▶ What is being asked:
For the word "date", work out how many lines in the records below contain it and state that count alone.

▶ Information given:

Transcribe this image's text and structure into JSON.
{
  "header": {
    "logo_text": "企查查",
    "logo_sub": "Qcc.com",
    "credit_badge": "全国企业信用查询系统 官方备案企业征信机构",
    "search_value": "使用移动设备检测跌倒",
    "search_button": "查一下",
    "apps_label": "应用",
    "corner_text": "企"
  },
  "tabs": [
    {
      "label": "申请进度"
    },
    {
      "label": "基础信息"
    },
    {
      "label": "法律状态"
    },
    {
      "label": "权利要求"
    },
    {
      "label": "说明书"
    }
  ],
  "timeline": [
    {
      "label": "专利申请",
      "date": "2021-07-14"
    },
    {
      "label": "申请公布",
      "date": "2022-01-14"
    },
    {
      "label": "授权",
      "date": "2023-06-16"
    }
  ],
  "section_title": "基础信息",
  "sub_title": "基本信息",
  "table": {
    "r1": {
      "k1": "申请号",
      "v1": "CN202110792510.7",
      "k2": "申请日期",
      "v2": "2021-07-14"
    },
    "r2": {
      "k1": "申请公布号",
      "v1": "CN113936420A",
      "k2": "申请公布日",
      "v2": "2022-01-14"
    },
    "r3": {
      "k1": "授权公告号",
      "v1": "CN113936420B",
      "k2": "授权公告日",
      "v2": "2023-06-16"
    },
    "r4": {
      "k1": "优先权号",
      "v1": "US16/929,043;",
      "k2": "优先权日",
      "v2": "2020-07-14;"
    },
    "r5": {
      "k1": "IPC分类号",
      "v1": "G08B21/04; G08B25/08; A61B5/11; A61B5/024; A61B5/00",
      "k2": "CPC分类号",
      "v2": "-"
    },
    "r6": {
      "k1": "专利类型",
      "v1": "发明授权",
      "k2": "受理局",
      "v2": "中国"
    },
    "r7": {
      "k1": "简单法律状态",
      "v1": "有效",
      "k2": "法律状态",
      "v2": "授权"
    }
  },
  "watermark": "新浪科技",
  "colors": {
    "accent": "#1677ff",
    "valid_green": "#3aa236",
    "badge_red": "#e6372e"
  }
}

▶ Written response:
3